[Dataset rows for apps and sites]
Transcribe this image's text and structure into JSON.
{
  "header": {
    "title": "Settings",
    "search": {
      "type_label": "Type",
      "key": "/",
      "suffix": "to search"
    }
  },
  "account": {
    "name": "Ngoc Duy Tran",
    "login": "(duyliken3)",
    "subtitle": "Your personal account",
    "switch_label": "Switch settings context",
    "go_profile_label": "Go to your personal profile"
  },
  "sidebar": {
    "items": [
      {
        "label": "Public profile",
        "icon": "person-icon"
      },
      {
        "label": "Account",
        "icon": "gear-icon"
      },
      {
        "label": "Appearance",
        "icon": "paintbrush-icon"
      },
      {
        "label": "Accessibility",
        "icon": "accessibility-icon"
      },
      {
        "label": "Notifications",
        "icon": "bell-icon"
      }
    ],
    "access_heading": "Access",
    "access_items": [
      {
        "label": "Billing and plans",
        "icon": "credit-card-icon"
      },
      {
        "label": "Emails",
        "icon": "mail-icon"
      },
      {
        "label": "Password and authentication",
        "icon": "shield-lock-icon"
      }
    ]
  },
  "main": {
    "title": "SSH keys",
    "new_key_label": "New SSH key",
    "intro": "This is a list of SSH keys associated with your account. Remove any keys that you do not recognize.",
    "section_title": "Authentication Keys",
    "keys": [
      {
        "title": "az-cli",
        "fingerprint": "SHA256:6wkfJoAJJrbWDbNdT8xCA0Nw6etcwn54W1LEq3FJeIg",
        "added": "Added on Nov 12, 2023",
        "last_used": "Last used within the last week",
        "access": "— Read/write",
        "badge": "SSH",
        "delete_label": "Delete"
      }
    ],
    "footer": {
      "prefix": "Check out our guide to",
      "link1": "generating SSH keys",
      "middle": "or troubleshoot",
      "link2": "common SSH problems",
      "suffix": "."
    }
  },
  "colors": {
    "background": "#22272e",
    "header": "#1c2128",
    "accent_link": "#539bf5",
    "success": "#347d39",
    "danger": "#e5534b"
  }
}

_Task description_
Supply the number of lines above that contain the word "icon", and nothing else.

_Your solution_
8